▶ _AIM OF THE EXERCISE_: Copy the entries exactly. Leave nothing out and add nothing.

Items listed in a dataset:
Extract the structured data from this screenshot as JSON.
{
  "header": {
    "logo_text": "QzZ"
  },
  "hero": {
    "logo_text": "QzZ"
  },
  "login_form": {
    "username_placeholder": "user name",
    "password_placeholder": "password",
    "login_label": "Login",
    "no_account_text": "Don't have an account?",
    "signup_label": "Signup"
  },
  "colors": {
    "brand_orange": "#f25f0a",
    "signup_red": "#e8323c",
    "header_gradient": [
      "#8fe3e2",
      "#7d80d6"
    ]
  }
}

▶ _RESPONSE TO THIS EXERCISE_:
Extract the structured data from this screenshot as JSON.
{
  "header": {
    "logo_text": "QzZ"
  },
  "hero": {
    "logo_text": "QzZ"
  },
  "login_form": {
    "username_placeholder": "user name",
    "password_placeholder": "password",
    "login_label": "Login",
    "no_account_text": "Don't have an account?",
    "signup_label": "Signup"
  },
  "colors": {
    "brand_orange": "#f25f0a",
    "signup_red": "#e8323c",
    "header_gradient": [
      "#8fe3e2",
      "#7d80d6"
    ]
  }
}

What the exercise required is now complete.